TASK PROMPT
Using "part" as the search string, find the matching lines below and copy them.

DATA EXTRACTS
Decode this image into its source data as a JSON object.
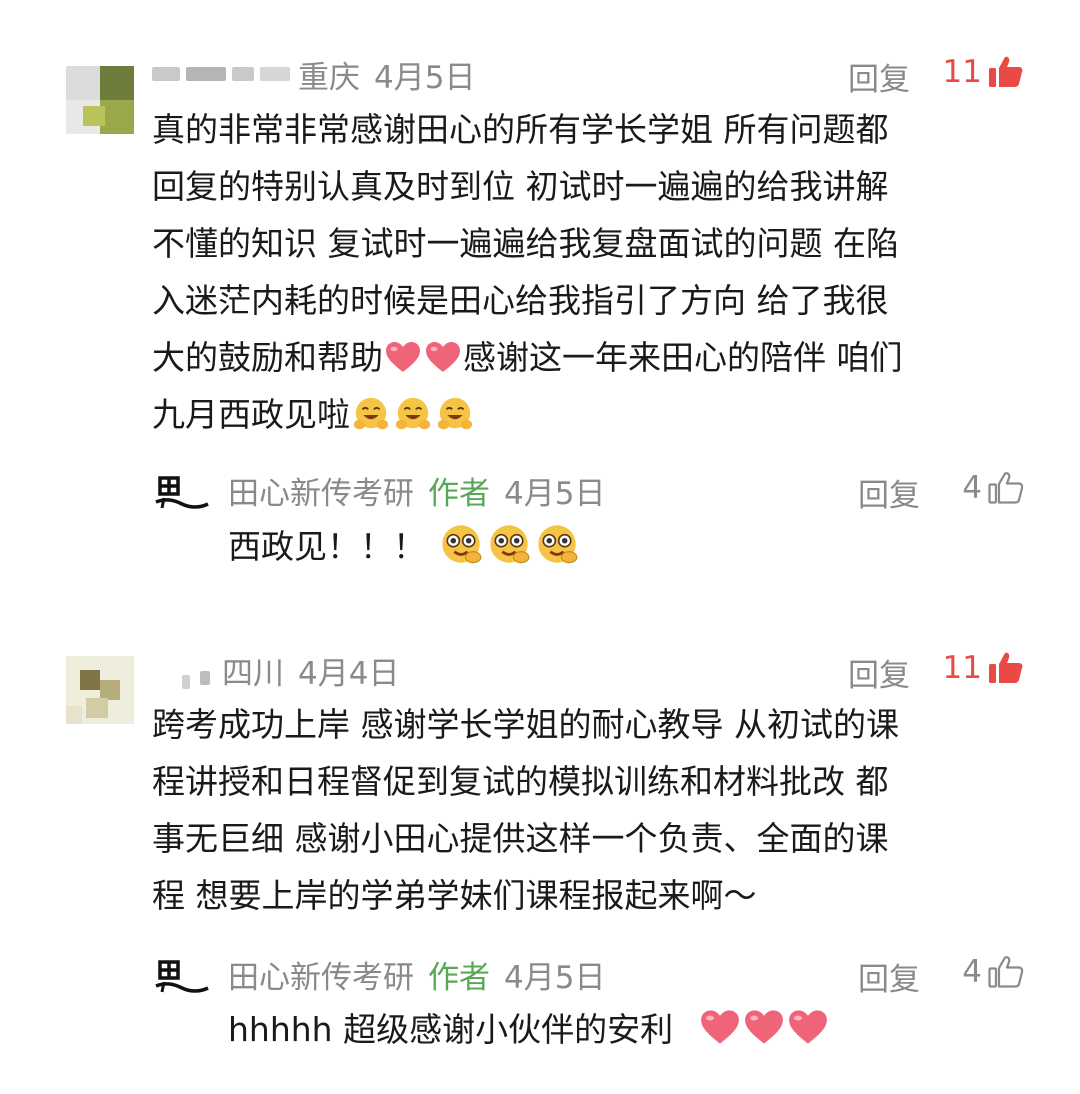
{
  "comments": [
    {
      "location": "重庆",
      "date": "4月5日",
      "reply_label": "回复",
      "likes": "11",
      "liked": true,
      "text_lines": [
        "真的非常非常感谢田心的所有学长学姐 所有问题都",
        "回复的特别认真及时到位 初试时一遍遍的给我讲解",
        "不懂的知识 复试时一遍遍给我复盘面试的问题 在陷",
        "入迷茫内耗的时候是田心给我指引了方向 给了我很"
      ],
      "line5_before": "大的鼓励和帮助",
      "line5_after": "感谢这一年来田心的陪伴 咱们",
      "line6": "九月西政见啦",
      "reply": {
        "author": "田心新传考研",
        "tag": "作者",
        "date": "4月5日",
        "reply_label": "回复",
        "likes": "4",
        "text": "西政见！！！"
      }
    },
    {
      "location": "四川",
      "date": "4月4日",
      "reply_label": "回复",
      "likes": "11",
      "liked": true,
      "text_lines": [
        "跨考成功上岸 感谢学长学姐的耐心教导 从初试的课",
        "程讲授和日程督促到复试的模拟训练和材料批改 都",
        "事无巨细 感谢小田心提供这样一个负责、全面的课",
        "程 想要上岸的学弟学妹们课程报起来啊～"
      ],
      "reply": {
        "author": "田心新传考研",
        "tag": "作者",
        "date": "4月5日",
        "reply_label": "回复",
        "likes": "4",
        "text": "hhhhh 超级感谢小伙伴的安利"
      }
    }
  ],
  "colors": {
    "meta_gray": "#8a8a8a",
    "like_red": "#e94a45",
    "author_green": "#57a957"
  }
}
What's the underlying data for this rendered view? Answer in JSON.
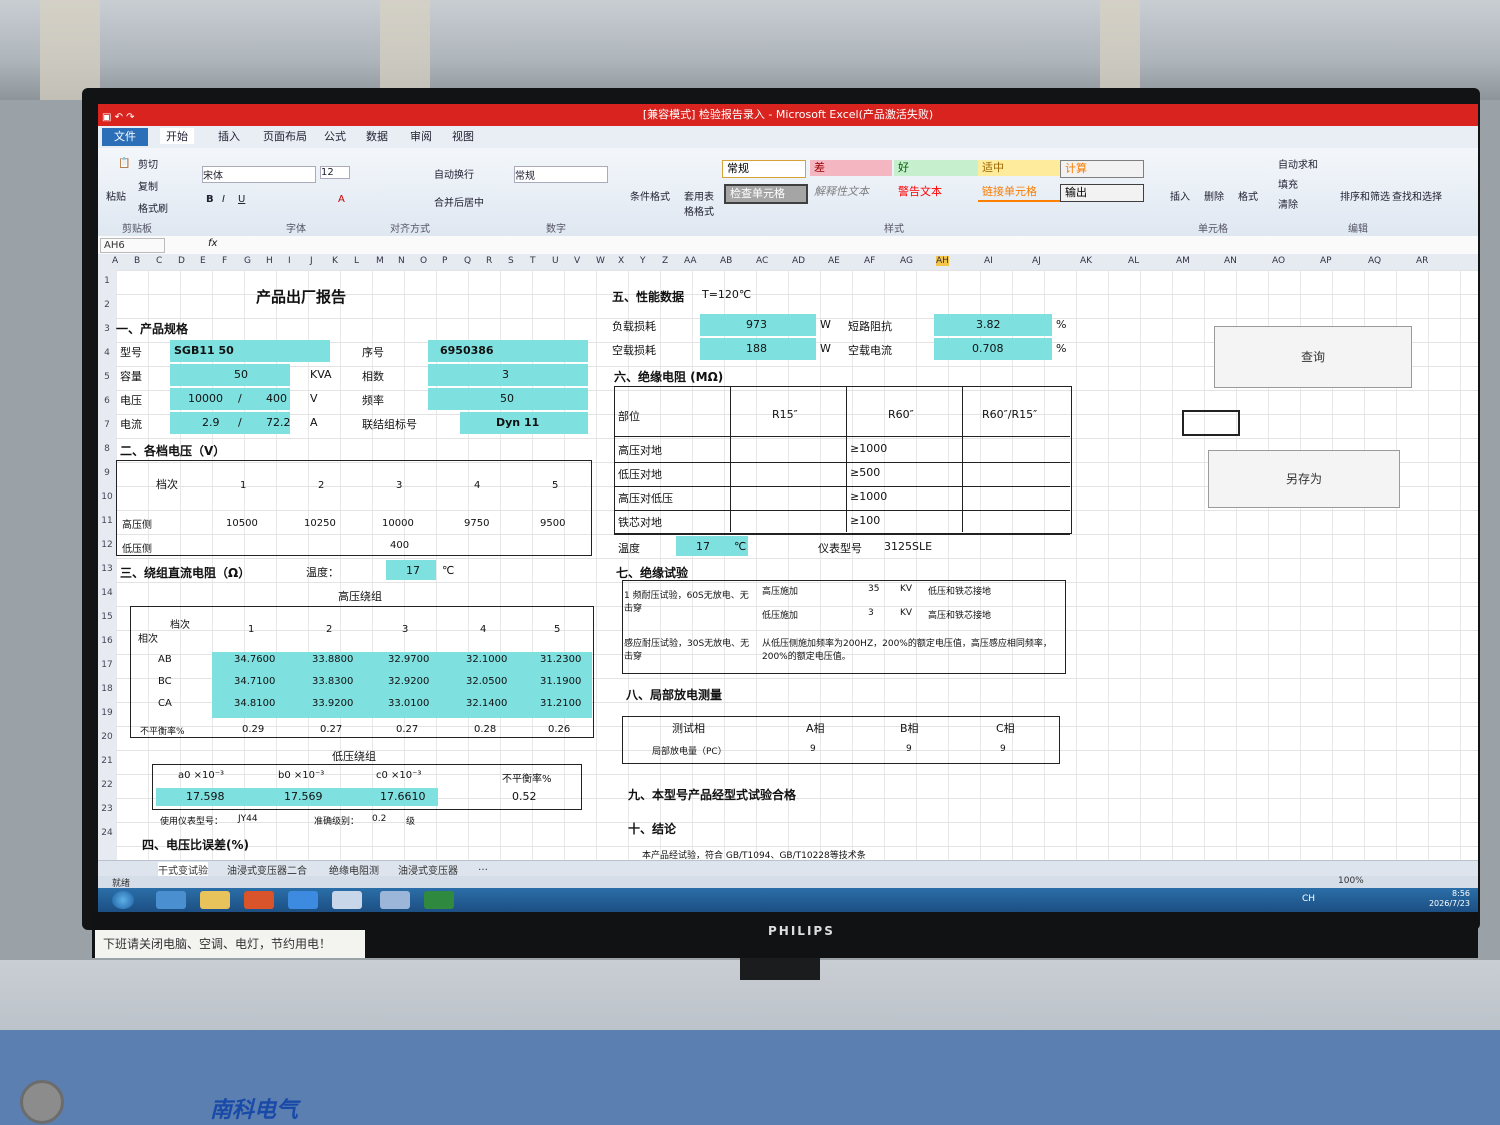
{
  "window": {
    "title": "[兼容模式] 检验报告录入 - Microsoft Excel(产品激活失败)"
  },
  "ribbon": {
    "file": "文件",
    "tabs": [
      "开始",
      "插入",
      "页面布局",
      "公式",
      "数据",
      "审阅",
      "视图"
    ],
    "clipboard": {
      "paste": "粘贴",
      "cut": "剪切",
      "copy": "复制",
      "format_painter": "格式刷",
      "group": "剪贴板"
    },
    "font": {
      "name": "宋体",
      "size": "12",
      "group": "字体"
    },
    "alignment": {
      "wrap": "自动换行",
      "merge": "合并后居中",
      "group": "对齐方式"
    },
    "number": {
      "format": "常规",
      "group": "数字"
    },
    "styles": {
      "cond_format": "条件格式",
      "table_format": "套用表格格式",
      "normal": "常规",
      "bad": "差",
      "good": "好",
      "neutral": "适中",
      "calc": "计算",
      "check": "检查单元格",
      "explain": "解释性文本",
      "warning": "警告文本",
      "link": "链接单元格",
      "output": "输出",
      "group": "样式"
    },
    "cells": {
      "insert": "插入",
      "delete": "删除",
      "format": "格式",
      "group": "单元格"
    },
    "editing": {
      "autosum": "自动求和",
      "fill": "填充",
      "clear": "清除",
      "sort": "排序和筛选",
      "find": "查找和选择",
      "group": "编辑"
    }
  },
  "formula_bar": {
    "name_box": "AH6",
    "fx": "fx"
  },
  "columns": [
    "A",
    "B",
    "C",
    "D",
    "E",
    "F",
    "G",
    "H",
    "I",
    "J",
    "K",
    "L",
    "M",
    "N",
    "O",
    "P",
    "Q",
    "R",
    "S",
    "T",
    "U",
    "V",
    "W",
    "X",
    "Y",
    "Z",
    "AA",
    "AB",
    "AC",
    "AD",
    "AE",
    "AF",
    "AG",
    "AH",
    "AI",
    "AJ",
    "AK",
    "AL",
    "AM",
    "AN",
    "AO",
    "AP",
    "AQ",
    "AR"
  ],
  "rows": [
    "1",
    "2",
    "3",
    "4",
    "5",
    "6",
    "7",
    "8",
    "9",
    "10",
    "11",
    "12",
    "13",
    "14",
    "15",
    "16",
    "17",
    "18",
    "19",
    "20",
    "21",
    "22",
    "23",
    "24"
  ],
  "report": {
    "title": "产品出厂报告",
    "s1": {
      "heading": "一、产品规格",
      "model_label": "型号",
      "model": "SGB11 50",
      "serial_label": "序号",
      "serial": "6950386",
      "capacity_label": "容量",
      "capacity": "50",
      "capacity_unit": "KVA",
      "phase_label": "相数",
      "phase": "3",
      "voltage_label": "电压",
      "voltage_hv": "10000",
      "slash": "/",
      "voltage_lv": "400",
      "voltage_unit": "V",
      "freq_label": "频率",
      "freq": "50",
      "current_label": "电流",
      "current_hv": "2.9",
      "current_lv": "72.2",
      "current_unit": "A",
      "vector_label": "联结组标号",
      "vector": "Dyn 11"
    },
    "s2": {
      "heading": "二、各档电压（V）",
      "corner": "档次",
      "taps": [
        "1",
        "2",
        "3",
        "4",
        "5"
      ],
      "hv_label": "高压侧",
      "hv": [
        "10500",
        "10250",
        "10000",
        "9750",
        "9500"
      ],
      "lv_label": "低压侧",
      "lv": "400"
    },
    "s3": {
      "heading": "三、绕组直流电阻（Ω）",
      "temp_label": "温度：",
      "temp": "17",
      "temp_unit": "℃",
      "hv_heading": "高压绕组",
      "corner_top": "档次",
      "corner_bottom": "相次",
      "taps": [
        "1",
        "2",
        "3",
        "4",
        "5"
      ],
      "rows": [
        {
          "phase": "AB",
          "values": [
            "34.7600",
            "33.8800",
            "32.9700",
            "32.1000",
            "31.2300"
          ]
        },
        {
          "phase": "BC",
          "values": [
            "34.7100",
            "33.8300",
            "32.9200",
            "32.0500",
            "31.1900"
          ]
        },
        {
          "phase": "CA",
          "values": [
            "34.8100",
            "33.9200",
            "33.0100",
            "32.1400",
            "31.2100"
          ]
        }
      ],
      "unbalance_label": "不平衡率%",
      "unbalance": [
        "0.29",
        "0.27",
        "0.27",
        "0.28",
        "0.26"
      ],
      "lv_heading": "低压绕组",
      "lv_headers": [
        "a0 ×10⁻³",
        "b0 ×10⁻³",
        "c0 ×10⁻³",
        "不平衡率%"
      ],
      "lv_values": [
        "17.598",
        "17.569",
        "17.6610",
        "0.52"
      ],
      "instrument_label": "使用仪表型号：",
      "instrument": "JY44",
      "accuracy_label": "准确级别：",
      "accuracy": "0.2",
      "accuracy_unit": "级"
    },
    "s4": {
      "heading": "四、电压比误差(%)"
    },
    "s5": {
      "heading": "五、性能数据",
      "temp": "T=120℃",
      "load_loss_label": "负载损耗",
      "load_loss": "973",
      "load_loss_unit": "W",
      "sc_label": "短路阻抗",
      "sc": "3.82",
      "sc_unit": "%",
      "noload_loss_label": "空载损耗",
      "noload_loss": "188",
      "noload_loss_unit": "W",
      "noload_cur_label": "空载电流",
      "noload_cur": "0.708",
      "noload_cur_unit": "%"
    },
    "s6": {
      "heading": "六、绝缘电阻 (MΩ)",
      "corner": "部位",
      "cols": [
        "R15″",
        "R60″",
        "R60″/R15″"
      ],
      "rows": [
        {
          "part": "高压对地",
          "r60": "≥1000"
        },
        {
          "part": "低压对地",
          "r60": "≥500"
        },
        {
          "part": "高压对低压",
          "r60": "≥1000"
        },
        {
          "part": "铁芯对地",
          "r60": "≥100"
        }
      ],
      "temp_label": "温度",
      "temp": "17",
      "temp_unit": "℃",
      "instr_label": "仪表型号",
      "instr": "3125SLE"
    },
    "s7": {
      "heading": "七、绝缘试验",
      "applied_label": "1 频耐压试验，60S无放电、无击穿",
      "hv_applied_label": "高压施加",
      "hv_applied": "35",
      "hv_applied_unit": "KV",
      "hv_applied_note": "低压和铁芯接地",
      "lv_applied_label": "低压施加",
      "lv_applied": "3",
      "lv_applied_unit": "KV",
      "lv_applied_note": "高压和铁芯接地",
      "induced_label": "感应耐压试验，30S无放电、无击穿",
      "induced_note": "从低压侧施加频率为200HZ，200%的额定电压值，高压感应相同频率，200%的额定电压值。"
    },
    "s8": {
      "heading": "八、局部放电测量",
      "cols": [
        "测试相",
        "A相",
        "B相",
        "C相"
      ],
      "row_label": "局部放电量（PC）",
      "values": [
        "9",
        "9",
        "9"
      ]
    },
    "s9": {
      "heading": "九、本型号产品经型式试验合格"
    },
    "s10": {
      "heading": "十、结论",
      "text": "本产品经试验，符合 GB/T1094、GB/T10228等技术条"
    }
  },
  "buttons": {
    "query": "查询",
    "save_as": "另存为"
  },
  "sheet_tabs": [
    "干式变试验",
    "油浸式变压器二合",
    "绝缘电阻测",
    "油浸式变压器",
    "…"
  ],
  "status": {
    "ready": "就绪",
    "zoom": "100%"
  },
  "taskbar": {
    "time": "8:56",
    "date": "2026/7/23",
    "lang": "CH"
  },
  "desk_notice": "下班请关闭电脑、空调、电灯，节约用电！",
  "monitor_brand": "PHILIPS",
  "desk_logo": "南科电气"
}
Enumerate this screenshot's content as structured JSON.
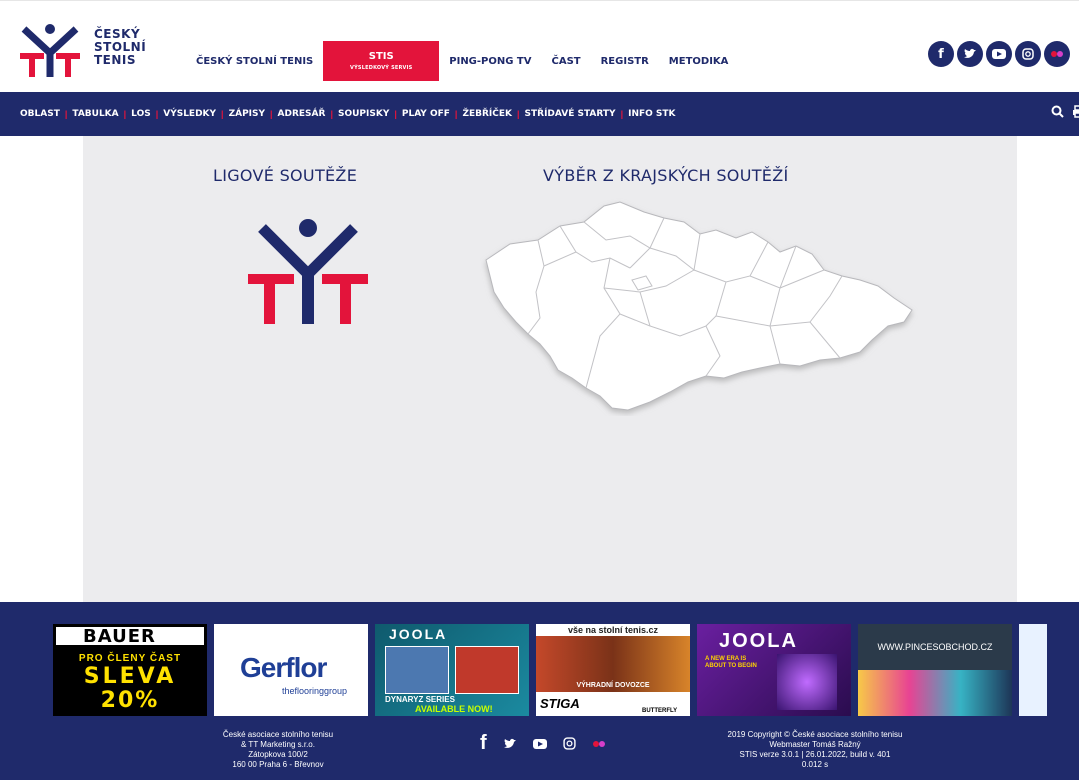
{
  "header": {
    "logo_lines": [
      "ČESKÝ",
      "STOLNÍ",
      "TENIS"
    ],
    "nav": [
      {
        "label": "ČESKÝ STOLNÍ TENIS"
      },
      {
        "label": "STIS",
        "sub": "VÝSLEDKOVÝ SERVIS",
        "active": true
      },
      {
        "label": "PING-PONG TV"
      },
      {
        "label": "ČAST"
      },
      {
        "label": "REGISTR"
      },
      {
        "label": "METODIKA"
      }
    ],
    "social": [
      "facebook-icon",
      "twitter-icon",
      "youtube-icon",
      "instagram-icon",
      "flickr-icon"
    ]
  },
  "subnav": {
    "items": [
      "OBLAST",
      "TABULKA",
      "LOS",
      "VÝSLEDKY",
      "ZÁPISY",
      "ADRESÁŘ",
      "SOUPISKY",
      "PLAY OFF",
      "ŽEBŘÍČEK",
      "STŘÍDAVÉ STARTY",
      "INFO STK"
    ],
    "separator": "|",
    "tools": [
      "search-icon",
      "print-icon"
    ]
  },
  "main": {
    "left_heading": "LIGOVÉ SOUTĚŽE",
    "right_heading": "VÝBĚR Z KRAJSKÝCH SOUTĚŽÍ"
  },
  "footer": {
    "sponsors": {
      "bauer": {
        "brand": "BAUER",
        "line1": "PRO ČLENY ČAST",
        "line2": "SLEVA",
        "line3": "20%"
      },
      "gerflor": {
        "brand": "Gerflor",
        "tag": "theflooringgroup"
      },
      "joola1": {
        "brand": "JOOLA",
        "line1": "DYNARYZ SERIES",
        "line2": "AVAILABLE NOW!"
      },
      "vse": {
        "brand": "vše na stolní tenis.cz",
        "line1": "VÝHRADNÍ DOVOZCE",
        "line2": "STIGA",
        "line3": "BUTTERFLY"
      },
      "joola2": {
        "brand": "JOOLA",
        "line1": "A NEW ERA IS ABOUT TO BEGIN"
      },
      "pinces": {
        "brand": "WWW.PINCESOBCHOD.CZ"
      }
    },
    "left_lines": [
      "České asociace stolního tenisu",
      "& TT Marketing s.r.o.",
      "Zátopkova 100/2",
      "160 00 Praha 6 - Břevnov"
    ],
    "right_lines": [
      "2019 Copyright © České asociace stolního tenisu",
      "Webmaster Tomáš Ražný",
      "STIS verze 3.0.1 | 26.01.2022, build v. 401",
      "0.012 s"
    ],
    "social": [
      "facebook-icon",
      "twitter-icon",
      "youtube-icon",
      "instagram-icon",
      "flickr-icon"
    ]
  },
  "colors": {
    "navy": "#1f2a6b",
    "red": "#e3143b",
    "content_bg": "#ececee"
  }
}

COMPLETED EXERCISE
          "part": "高压对地",
          "part": "低压对地",
          "part": "高压对低压",
          "part": "铁芯对地",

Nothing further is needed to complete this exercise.